=== DIRECTIONS ===
The entries that follow should be duplicated in full, without a single alteration.

BEGIN GIVEN DATA

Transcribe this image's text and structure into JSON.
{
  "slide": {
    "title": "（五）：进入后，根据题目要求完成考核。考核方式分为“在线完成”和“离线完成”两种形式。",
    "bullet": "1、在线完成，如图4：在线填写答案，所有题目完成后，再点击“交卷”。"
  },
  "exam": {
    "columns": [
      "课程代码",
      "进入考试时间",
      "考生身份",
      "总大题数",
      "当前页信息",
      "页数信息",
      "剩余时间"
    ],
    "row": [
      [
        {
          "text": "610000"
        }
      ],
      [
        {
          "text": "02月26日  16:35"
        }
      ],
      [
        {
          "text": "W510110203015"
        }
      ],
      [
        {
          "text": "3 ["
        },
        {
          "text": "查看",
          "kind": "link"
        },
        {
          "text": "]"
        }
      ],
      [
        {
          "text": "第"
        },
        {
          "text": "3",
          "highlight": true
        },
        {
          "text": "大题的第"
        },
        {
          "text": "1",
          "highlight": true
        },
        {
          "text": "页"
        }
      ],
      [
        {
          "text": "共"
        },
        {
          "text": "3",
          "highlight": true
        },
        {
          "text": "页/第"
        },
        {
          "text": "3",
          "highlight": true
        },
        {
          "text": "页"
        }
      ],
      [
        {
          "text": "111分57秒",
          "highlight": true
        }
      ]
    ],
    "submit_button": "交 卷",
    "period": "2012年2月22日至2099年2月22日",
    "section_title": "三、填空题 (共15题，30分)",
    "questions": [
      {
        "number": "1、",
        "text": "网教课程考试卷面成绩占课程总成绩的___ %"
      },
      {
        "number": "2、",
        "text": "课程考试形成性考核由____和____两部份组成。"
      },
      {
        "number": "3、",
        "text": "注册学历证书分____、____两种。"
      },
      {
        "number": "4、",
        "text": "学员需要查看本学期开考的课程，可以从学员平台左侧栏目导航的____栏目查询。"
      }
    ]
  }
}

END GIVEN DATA

=== ANSWER TO THE PROBLEM ===
Transcribe this image's text and structure into JSON.
{
  "slide": {
    "title": "（五）：进入后，根据题目要求完成考核。考核方式分为“在线完成”和“离线完成”两种形式。",
    "bullet": "1、在线完成，如图4：在线填写答案，所有题目完成后，再点击“交卷”。"
  },
  "exam": {
    "columns": [
      "课程代码",
      "进入考试时间",
      "考生身份",
      "总大题数",
      "当前页信息",
      "页数信息",
      "剩余时间"
    ],
    "row": [
      [
        {
          "text": "610000"
        }
      ],
      [
        {
          "text": "02月26日  16:35"
        }
      ],
      [
        {
          "text": "W510110203015"
        }
      ],
      [
        {
          "text": "3 ["
        },
        {
          "text": "查看",
          "kind": "link"
        },
        {
          "text": "]"
        }
      ],
      [
        {
          "text": "第"
        },
        {
          "text": "3",
          "highlight": true
        },
        {
          "text": "大题的第"
        },
        {
          "text": "1",
          "highlight": true
        },
        {
          "text": "页"
        }
      ],
      [
        {
          "text": "共"
        },
        {
          "text": "3",
          "highlight": true
        },
        {
          "text": "页/第"
        },
        {
          "text": "3",
          "highlight": true
        },
        {
          "text": "页"
        }
      ],
      [
        {
          "text": "111分57秒",
          "highlight": true
        }
      ]
    ],
    "submit_button": "交 卷",
    "period": "2012年2月22日至2099年2月22日",
    "section_title": "三、填空题 (共15题，30分)",
    "questions": [
      {
        "number": "1、",
        "text": "网教课程考试卷面成绩占课程总成绩的___ %"
      },
      {
        "number": "2、",
        "text": "课程考试形成性考核由____和____两部份组成。"
      },
      {
        "number": "3、",
        "text": "注册学历证书分____、____两种。"
      },
      {
        "number": "4、",
        "text": "学员需要查看本学期开考的课程，可以从学员平台左侧栏目导航的____栏目查询。"
      }
    ]
  }
}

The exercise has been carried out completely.